Now, with the real likelihood of de-funding governmental departments, all the horse-trading on amendements put forward by various caucuses during the Budget bill debates are taken to a higher level, and can move away from marginally affecting budget policy, to influence it to the greater good with the newly acquired leverage; Unless government and parliament are bitterly opposed -an unlikely case in Morocco, since the incumbent government is supposed to benefit from a vote of confidence from the house- no party will go all the way down to a brutal showdown. The bottom line is, the taxpayer will be the first beneficiary from capping borrowings, and that applies to all taxpayers, present and future ones.
Professional help for representatives: It has been often pointed out by various members of parliament they lack the proper resources to carry out their jobs; meaning they do not have a decent pool of researchers and political analysts to provide them with the proper information to confront government officials. The 2011 Budget law allocates MAD 270 Million to parliament house, 300 Million when it encompasses the parliamentary liaison ministry (headed by the formerly petulant Driss Lachgar) a relatively insignificant figure, considering the vast resources put together by the finance ministry, vast enough to out-gun any parliamentary pretence to control finance ministry officials and hold them accountable. As a matter of fact, only half of total pay-wage is devoted to administrative staff (supposedly working full-time for representatives) and only 40% of total expenses allocated to parliament house. Some hired help to put together counter-proposals on budgets and legislation would do, and would not cost a lot (especially if these are young graduates interning for a caucus or a representative)

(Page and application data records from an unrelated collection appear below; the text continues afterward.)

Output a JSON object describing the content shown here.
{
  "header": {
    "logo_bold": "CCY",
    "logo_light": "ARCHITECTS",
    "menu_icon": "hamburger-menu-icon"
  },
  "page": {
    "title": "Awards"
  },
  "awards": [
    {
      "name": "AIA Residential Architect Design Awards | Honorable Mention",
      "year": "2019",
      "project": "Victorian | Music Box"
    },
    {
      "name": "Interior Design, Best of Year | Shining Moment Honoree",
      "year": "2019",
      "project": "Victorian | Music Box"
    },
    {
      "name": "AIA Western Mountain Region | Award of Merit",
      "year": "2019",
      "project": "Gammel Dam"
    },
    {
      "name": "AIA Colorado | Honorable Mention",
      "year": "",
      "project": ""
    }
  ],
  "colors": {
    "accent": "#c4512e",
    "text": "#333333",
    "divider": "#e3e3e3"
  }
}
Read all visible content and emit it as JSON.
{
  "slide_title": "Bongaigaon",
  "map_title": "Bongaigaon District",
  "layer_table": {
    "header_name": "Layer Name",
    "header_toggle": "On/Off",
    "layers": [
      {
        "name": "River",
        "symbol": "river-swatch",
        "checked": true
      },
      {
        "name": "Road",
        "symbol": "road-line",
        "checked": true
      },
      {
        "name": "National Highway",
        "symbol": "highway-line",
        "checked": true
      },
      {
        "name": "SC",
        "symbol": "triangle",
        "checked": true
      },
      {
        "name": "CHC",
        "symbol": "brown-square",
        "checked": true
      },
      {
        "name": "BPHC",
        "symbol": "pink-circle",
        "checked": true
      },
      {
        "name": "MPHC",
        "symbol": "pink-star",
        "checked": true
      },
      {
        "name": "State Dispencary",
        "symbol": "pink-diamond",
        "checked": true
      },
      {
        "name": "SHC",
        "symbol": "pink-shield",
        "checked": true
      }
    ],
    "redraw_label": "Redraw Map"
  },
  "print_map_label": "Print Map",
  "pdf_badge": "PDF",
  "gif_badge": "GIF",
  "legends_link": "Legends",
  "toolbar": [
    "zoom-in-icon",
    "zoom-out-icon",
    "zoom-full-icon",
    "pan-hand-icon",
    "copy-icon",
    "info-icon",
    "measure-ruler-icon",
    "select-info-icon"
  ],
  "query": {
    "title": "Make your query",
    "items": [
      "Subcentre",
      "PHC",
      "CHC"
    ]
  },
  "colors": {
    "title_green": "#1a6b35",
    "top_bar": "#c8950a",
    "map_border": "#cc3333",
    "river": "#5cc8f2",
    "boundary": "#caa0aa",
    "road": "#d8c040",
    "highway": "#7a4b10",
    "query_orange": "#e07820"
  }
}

Parliament can achieve a lot, even with the present constitution, as long as it has the proper resources to carry out its duties; by introducing vanguard legislation on how money is levied and distributed, and second by allowing it to work in a professional, rather than amateurish setting. Moul Chkara only thrives where there is a lack of competence and working knowledges of the nuts and bolts of government. There’s the money, let’s put it in good use.